Housing analystics firm RealtyTrac
recently released its first Natural Disaster Housing Risk Report, rating more than 3,000 counties on their risk for hurricanes, tornadoes and earthquakes. The study labeled counties as Very High Risk, High Risk, Medium Risk, Low Risk and Very Low Risk.
Only 373 counties fell into the Very High Risk category. Those counties contained only 8% of total U.S. housing units. Meanwhile, 271 counties – and just 3% of total U.S. housing units – fell into the Very Low Risk categories.
The biggest percentage of U.S. counties and housing fell into the High Risk category. 1,118 counties were classified as High Risk, along with 47% of U.S. housing units.
The potential risk of a natural disaster may not be the first item on most homebuyer checklists for a dream home, but prudent buyers will certainly take this into consideration along with myriad other factors that could affect home value,” said Daren Blomquist, vice president at RealtyTrac. “In the past natural disaster data was technically available, but difficult for buyers and homeowners to dig up; however, now the data is readily available online for virtually any U.S. property, and buyers should take advantage of this.”

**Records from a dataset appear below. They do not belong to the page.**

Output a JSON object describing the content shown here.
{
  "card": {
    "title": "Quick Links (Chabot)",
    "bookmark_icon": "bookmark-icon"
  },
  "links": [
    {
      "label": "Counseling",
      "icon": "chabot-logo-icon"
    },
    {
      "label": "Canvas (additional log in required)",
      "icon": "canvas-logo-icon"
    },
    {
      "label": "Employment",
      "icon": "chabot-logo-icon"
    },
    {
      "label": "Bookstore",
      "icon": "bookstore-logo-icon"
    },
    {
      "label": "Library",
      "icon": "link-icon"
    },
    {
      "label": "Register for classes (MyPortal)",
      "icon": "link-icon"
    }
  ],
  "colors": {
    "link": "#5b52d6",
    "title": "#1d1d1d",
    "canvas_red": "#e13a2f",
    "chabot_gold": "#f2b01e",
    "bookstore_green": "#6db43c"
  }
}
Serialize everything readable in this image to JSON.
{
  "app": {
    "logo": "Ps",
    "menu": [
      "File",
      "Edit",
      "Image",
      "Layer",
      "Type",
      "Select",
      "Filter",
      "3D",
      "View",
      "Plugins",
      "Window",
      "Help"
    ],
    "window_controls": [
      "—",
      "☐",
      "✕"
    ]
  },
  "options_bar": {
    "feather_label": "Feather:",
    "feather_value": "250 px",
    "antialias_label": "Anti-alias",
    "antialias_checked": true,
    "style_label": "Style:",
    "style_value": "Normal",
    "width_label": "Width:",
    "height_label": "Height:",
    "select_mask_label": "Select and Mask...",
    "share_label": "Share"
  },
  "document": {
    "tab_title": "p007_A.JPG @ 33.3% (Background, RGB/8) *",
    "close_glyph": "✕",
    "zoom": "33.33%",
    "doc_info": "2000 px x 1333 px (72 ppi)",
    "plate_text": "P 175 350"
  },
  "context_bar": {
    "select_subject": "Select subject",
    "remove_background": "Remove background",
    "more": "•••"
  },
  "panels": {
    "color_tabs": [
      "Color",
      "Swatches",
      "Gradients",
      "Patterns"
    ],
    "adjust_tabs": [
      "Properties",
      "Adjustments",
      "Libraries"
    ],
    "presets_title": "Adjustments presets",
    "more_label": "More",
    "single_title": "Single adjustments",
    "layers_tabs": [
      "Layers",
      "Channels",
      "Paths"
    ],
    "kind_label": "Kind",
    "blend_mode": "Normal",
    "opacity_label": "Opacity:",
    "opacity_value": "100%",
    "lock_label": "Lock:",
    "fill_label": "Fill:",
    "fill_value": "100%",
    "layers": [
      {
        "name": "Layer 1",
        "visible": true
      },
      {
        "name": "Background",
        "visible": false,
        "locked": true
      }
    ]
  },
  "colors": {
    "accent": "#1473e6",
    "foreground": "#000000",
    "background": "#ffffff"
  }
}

In fact, home buyers tend to pay a premium for housing in high-risk areas; in more populous counties, median home prices are 41% higher in high-risk areas than in the rest of the market, according to RealtyTrac.
“The higher median home prices in many counties with a high risk for natural disaster indicates that other location-based factors such as weather and access to jobs override concerns about home damage as a result of earthquakes, tornados and hurricanes,” Blomquist said.
The risk of natural disaster doesn’t seem to discourage home buyers from paying top dollar, according to a new study. In fact, homes in areas with a high risk of disaster tend to cost more.